Dataset excerpts:
((

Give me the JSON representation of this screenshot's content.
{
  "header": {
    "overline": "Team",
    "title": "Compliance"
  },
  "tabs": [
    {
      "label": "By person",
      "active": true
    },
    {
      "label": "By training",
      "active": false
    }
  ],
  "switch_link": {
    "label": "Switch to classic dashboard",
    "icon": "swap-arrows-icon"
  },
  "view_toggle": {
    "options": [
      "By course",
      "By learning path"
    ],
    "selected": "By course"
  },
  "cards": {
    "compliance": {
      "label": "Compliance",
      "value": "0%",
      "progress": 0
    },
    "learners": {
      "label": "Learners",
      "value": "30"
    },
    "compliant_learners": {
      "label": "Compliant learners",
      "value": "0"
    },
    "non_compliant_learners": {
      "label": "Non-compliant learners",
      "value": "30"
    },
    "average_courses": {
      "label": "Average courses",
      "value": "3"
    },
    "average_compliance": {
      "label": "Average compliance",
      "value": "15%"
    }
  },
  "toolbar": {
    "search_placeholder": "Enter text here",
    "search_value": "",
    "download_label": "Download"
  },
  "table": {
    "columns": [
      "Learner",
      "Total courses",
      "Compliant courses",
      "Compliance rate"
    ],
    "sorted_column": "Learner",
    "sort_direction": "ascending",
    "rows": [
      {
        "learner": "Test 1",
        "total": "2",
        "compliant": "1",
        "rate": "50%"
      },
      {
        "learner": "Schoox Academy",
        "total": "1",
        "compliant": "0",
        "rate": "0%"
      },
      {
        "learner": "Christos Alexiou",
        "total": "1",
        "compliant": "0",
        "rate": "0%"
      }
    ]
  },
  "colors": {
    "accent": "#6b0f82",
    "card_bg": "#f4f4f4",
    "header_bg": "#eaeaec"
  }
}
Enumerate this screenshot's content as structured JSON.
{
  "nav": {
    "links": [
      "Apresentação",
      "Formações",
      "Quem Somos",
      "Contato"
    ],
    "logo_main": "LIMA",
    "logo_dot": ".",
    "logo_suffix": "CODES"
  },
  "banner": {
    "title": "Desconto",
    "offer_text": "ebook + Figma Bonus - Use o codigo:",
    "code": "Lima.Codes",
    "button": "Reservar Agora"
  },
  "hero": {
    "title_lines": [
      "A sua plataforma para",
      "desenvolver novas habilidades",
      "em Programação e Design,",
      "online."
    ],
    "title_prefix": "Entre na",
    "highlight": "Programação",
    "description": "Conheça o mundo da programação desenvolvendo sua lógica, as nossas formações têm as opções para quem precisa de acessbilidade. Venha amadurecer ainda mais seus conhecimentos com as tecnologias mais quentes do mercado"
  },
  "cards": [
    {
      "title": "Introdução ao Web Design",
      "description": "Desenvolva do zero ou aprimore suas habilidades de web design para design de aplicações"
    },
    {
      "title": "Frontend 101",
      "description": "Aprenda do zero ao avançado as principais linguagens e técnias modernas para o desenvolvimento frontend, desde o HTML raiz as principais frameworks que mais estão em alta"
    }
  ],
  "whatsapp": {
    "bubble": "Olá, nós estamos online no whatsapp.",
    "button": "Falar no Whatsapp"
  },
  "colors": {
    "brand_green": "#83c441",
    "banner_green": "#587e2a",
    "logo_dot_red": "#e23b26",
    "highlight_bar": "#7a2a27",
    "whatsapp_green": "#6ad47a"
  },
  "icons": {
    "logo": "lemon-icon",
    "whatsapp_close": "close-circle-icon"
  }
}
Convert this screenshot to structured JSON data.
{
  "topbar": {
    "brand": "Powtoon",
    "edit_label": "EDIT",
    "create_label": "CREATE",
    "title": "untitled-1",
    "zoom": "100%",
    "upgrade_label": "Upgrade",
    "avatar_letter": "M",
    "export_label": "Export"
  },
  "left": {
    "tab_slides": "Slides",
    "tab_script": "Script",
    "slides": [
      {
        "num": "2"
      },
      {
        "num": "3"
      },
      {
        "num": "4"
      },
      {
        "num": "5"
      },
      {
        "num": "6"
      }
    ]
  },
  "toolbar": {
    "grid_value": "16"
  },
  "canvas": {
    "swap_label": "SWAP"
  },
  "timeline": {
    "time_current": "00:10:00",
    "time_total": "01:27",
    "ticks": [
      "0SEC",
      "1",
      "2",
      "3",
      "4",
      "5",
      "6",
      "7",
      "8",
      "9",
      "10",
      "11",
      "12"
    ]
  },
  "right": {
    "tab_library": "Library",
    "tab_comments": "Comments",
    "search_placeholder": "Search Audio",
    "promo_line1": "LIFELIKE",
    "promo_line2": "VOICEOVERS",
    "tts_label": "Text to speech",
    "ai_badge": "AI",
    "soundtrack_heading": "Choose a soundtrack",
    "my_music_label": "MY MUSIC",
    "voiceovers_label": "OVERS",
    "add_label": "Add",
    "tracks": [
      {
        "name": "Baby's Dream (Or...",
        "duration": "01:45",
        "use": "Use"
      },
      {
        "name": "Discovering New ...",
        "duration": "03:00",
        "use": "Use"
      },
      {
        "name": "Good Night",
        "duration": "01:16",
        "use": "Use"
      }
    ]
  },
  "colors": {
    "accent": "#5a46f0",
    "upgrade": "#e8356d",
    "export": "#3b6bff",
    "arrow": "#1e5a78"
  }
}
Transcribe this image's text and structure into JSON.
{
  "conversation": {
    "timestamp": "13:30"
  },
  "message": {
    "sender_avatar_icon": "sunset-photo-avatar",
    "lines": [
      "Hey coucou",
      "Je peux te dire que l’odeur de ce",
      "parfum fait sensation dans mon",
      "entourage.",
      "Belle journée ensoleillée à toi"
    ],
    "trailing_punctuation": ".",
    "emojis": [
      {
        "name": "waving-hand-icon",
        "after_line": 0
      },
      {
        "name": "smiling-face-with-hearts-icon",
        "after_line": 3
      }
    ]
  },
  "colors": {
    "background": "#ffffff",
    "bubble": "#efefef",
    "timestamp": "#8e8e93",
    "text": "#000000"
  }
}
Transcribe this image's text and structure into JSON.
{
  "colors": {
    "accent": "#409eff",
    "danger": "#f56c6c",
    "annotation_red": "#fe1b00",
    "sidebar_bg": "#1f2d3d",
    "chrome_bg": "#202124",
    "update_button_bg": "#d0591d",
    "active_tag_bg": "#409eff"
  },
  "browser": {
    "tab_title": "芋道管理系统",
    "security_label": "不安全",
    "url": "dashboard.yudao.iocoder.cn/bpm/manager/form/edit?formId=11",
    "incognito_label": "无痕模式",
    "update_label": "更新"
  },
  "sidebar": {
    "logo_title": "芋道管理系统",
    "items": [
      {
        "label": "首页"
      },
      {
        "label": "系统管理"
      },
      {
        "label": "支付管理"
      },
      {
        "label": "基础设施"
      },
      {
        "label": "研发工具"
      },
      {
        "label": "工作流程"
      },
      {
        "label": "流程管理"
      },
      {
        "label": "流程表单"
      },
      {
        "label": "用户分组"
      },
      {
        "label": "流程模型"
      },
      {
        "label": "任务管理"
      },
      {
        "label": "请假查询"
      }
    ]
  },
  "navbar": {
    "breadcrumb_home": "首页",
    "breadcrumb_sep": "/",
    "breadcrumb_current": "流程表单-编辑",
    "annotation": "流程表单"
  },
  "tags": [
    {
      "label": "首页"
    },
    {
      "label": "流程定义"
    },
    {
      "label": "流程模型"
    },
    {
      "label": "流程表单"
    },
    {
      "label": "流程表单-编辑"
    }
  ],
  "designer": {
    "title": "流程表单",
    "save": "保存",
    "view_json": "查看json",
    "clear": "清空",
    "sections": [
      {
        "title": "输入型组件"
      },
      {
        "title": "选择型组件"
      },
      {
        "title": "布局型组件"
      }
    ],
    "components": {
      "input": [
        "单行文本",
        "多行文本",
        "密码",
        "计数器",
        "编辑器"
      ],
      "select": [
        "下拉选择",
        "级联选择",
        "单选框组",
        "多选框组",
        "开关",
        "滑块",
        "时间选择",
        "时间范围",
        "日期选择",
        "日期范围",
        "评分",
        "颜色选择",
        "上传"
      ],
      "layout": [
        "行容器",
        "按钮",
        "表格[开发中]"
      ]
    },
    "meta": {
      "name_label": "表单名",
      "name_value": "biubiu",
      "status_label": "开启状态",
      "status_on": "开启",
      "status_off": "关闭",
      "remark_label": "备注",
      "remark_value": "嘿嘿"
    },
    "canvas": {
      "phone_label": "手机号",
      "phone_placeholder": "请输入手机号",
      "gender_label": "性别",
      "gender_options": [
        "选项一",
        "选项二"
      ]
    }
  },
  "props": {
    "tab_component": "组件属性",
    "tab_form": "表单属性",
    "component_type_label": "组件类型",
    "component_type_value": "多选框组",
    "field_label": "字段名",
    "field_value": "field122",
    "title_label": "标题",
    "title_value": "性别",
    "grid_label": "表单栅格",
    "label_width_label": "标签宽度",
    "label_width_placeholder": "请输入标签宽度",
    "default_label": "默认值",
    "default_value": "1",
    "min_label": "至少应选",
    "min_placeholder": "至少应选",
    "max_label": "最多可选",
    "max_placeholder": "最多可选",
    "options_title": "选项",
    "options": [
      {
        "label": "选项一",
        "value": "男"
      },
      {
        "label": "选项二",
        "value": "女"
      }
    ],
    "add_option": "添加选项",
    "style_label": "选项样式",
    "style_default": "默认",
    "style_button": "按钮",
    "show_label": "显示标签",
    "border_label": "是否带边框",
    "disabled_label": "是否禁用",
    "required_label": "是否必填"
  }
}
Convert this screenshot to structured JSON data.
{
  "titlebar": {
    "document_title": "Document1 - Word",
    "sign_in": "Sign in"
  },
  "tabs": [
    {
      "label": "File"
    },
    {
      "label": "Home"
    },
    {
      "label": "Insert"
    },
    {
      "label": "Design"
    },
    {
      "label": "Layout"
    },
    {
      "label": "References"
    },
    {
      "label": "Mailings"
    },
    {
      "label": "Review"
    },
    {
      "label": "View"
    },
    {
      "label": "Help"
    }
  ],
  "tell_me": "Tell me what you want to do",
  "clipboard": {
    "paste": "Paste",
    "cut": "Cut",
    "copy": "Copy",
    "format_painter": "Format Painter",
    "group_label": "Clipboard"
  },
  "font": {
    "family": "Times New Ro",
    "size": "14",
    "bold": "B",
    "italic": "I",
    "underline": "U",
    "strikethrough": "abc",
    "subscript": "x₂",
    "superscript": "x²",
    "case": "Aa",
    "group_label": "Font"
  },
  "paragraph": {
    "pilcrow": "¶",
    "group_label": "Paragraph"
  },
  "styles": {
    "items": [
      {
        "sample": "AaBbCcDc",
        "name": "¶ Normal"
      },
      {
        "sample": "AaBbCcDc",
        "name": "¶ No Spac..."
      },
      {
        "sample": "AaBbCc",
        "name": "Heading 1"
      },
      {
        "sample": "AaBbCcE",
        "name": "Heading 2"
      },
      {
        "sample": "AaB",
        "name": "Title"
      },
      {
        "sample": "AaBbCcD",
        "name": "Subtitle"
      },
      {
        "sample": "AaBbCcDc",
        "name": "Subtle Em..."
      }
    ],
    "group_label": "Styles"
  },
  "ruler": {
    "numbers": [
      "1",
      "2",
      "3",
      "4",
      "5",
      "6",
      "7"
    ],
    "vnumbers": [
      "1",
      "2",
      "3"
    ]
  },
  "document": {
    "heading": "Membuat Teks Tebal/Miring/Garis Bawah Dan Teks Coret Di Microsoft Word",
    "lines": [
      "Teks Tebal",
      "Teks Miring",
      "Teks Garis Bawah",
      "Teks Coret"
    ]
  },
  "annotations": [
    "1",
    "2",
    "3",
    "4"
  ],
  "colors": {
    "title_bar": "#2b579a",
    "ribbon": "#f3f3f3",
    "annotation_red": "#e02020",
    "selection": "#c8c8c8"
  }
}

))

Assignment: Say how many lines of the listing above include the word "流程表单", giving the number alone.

Written reply: 6